Happy senior golden retriever

Step 5 – Practice

Keep practising outdoors but on lead, long line or in a secure area, when your dog is responding really well, add in distractions. Use the recall game between two or more people and keep the rewards exciting and fun. Build up until you can say your cue word even when something really interesting is going on and your dog will still turn and pay attention to you.

Step 6 – Off the lead

Once you know you get a response every time you use your recall cue, you can try it off lead. Make sure you are in a safe situation where you are comfortable and confident, preferably somewhere your dog knows well too. Don’t wait for an emergency or for your dog to be really distracted, set them up for success. Recall your dog and reward them, this is a really good time to use a game if your dog finds that rewarding, then let them go back to explore. You don’t want your dog to associate coming back with being put on the lead and the end of their walk, so practise the recall plenty throughout the walk.
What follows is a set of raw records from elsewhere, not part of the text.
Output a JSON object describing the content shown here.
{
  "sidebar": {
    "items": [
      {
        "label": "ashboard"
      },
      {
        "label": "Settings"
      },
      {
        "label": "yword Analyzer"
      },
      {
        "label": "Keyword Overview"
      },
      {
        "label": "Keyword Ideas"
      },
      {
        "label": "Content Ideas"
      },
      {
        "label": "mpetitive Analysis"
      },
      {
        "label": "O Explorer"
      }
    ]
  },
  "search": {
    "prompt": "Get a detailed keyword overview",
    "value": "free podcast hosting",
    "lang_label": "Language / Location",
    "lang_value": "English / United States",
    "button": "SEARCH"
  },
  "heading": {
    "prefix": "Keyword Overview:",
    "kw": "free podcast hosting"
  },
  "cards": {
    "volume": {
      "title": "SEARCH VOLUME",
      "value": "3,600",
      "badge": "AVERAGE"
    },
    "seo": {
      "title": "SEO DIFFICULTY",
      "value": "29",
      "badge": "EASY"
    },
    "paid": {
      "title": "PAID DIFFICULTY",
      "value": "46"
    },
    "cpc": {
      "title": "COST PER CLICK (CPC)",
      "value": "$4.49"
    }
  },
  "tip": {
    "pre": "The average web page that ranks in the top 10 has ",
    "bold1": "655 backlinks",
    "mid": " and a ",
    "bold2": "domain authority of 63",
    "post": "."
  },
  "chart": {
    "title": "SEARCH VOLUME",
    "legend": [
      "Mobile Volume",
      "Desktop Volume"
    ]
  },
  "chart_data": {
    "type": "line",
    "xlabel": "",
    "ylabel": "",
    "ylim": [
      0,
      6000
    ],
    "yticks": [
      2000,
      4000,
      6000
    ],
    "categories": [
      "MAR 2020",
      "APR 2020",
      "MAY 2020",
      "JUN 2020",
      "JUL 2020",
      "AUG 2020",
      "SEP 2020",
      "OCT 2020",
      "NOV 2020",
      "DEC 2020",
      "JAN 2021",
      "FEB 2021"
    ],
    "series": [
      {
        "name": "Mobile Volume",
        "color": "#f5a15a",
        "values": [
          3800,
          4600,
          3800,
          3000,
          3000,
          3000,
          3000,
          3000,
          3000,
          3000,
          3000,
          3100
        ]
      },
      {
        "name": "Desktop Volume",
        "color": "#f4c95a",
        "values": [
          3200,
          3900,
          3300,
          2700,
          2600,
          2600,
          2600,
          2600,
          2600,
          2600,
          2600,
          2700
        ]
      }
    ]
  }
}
Step 7 – Checking in

This is not a recall step so much as a tip, but it’s something that will really help your recall. Checking in is just rewarding your dog every time they come back or look to you of their own choice on a walk. This not only strengthens your bond and makes you rewarding to be close to, it encourages them to know where you are at all times so when you do recall them, they know exactly where to go.

Step 8 – Using your recall

Some people will choose to stop rewarding the recall once they have practised off lead for a while and their dog is coming back reliably. | would suggest that you continue to reward it sometimes, even just with a game or toy, and there’s nothing wrong with rewarding all or most of the time. Because recall is so important and keeps your dog safe, it is a good idea to keep practising and make sure your dog is motivated, especially reward them if they have come away from something they really like.

Bright eyed Jack Russell terrier


What if your recall isn’t perfect and your dog slips their collar? Or you thought it was time to practise off lead but now they’re not coming back?

First of all don’t get angry at yourself or them, mistakes happen!

Getting your dogs’ attention and interest is the key here and you have loads of options, from dancing and singing to running in the opposite direction shouting their name or favourite word. My favourite is to throw yourself on the ground and wave your arms and legs around. You may look silly but chances are it’ll be so strange you’ll suddenly be the most interesting thing around and your dog will want to come and see what you’re doing!

An option for more nervous dogs that might find that scary is to crouch down and act really interested in the ground, use your hands and rummage the grass or play with stones, anything to make it look like something is there that they might like too. This is good if the dog is close but not wanting to be caught.

Once you have the dog back, don’t punish them, just make sure they’re securely back on their lead and practise their recall more until letting them off again.

In conclusion: be safe, be consistent, have fun – and happy walking!